▶ Task statement:
Go over the lines below, and when one contains the word "initials", copy it.

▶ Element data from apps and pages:

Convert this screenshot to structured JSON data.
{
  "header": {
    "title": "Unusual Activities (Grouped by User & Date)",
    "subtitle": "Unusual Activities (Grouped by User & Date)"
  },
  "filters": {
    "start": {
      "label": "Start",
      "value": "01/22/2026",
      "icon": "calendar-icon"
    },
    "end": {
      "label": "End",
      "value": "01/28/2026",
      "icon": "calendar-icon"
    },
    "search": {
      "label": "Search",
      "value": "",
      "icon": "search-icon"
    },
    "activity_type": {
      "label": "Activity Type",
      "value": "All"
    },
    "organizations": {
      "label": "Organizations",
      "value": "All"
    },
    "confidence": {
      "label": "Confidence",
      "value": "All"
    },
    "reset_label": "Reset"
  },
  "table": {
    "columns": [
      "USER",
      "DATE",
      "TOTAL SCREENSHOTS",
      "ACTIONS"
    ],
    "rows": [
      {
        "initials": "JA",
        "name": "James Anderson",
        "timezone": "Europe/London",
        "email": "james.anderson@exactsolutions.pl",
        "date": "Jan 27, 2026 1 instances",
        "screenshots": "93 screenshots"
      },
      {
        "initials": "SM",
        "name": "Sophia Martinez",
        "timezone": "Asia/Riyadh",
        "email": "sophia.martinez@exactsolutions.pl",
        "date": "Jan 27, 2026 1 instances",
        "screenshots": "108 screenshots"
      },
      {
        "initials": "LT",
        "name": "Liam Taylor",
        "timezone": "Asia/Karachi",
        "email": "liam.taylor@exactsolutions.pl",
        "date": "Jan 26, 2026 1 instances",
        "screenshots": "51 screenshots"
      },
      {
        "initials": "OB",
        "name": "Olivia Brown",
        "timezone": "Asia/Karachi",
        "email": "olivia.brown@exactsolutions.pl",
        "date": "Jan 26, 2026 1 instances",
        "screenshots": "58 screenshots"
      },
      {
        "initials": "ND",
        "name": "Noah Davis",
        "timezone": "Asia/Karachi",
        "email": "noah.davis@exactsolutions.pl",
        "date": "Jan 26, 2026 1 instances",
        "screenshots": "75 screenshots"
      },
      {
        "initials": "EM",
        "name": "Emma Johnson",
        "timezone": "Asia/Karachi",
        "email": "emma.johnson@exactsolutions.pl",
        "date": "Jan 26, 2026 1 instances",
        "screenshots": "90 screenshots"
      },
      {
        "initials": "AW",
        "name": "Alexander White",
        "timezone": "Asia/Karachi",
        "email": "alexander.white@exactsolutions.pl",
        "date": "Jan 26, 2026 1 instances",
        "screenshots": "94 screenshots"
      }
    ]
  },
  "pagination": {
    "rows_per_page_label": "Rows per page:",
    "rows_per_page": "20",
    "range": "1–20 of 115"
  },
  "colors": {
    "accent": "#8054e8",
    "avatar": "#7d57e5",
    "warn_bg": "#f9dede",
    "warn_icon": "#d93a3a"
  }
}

▶ Exercise solution:
        "initials": "JA",
        "initials": "SM",
        "initials": "LT",
        "initials": "OB",
        "initials": "ND",
        "initials": "EM",
        "initials": "AW",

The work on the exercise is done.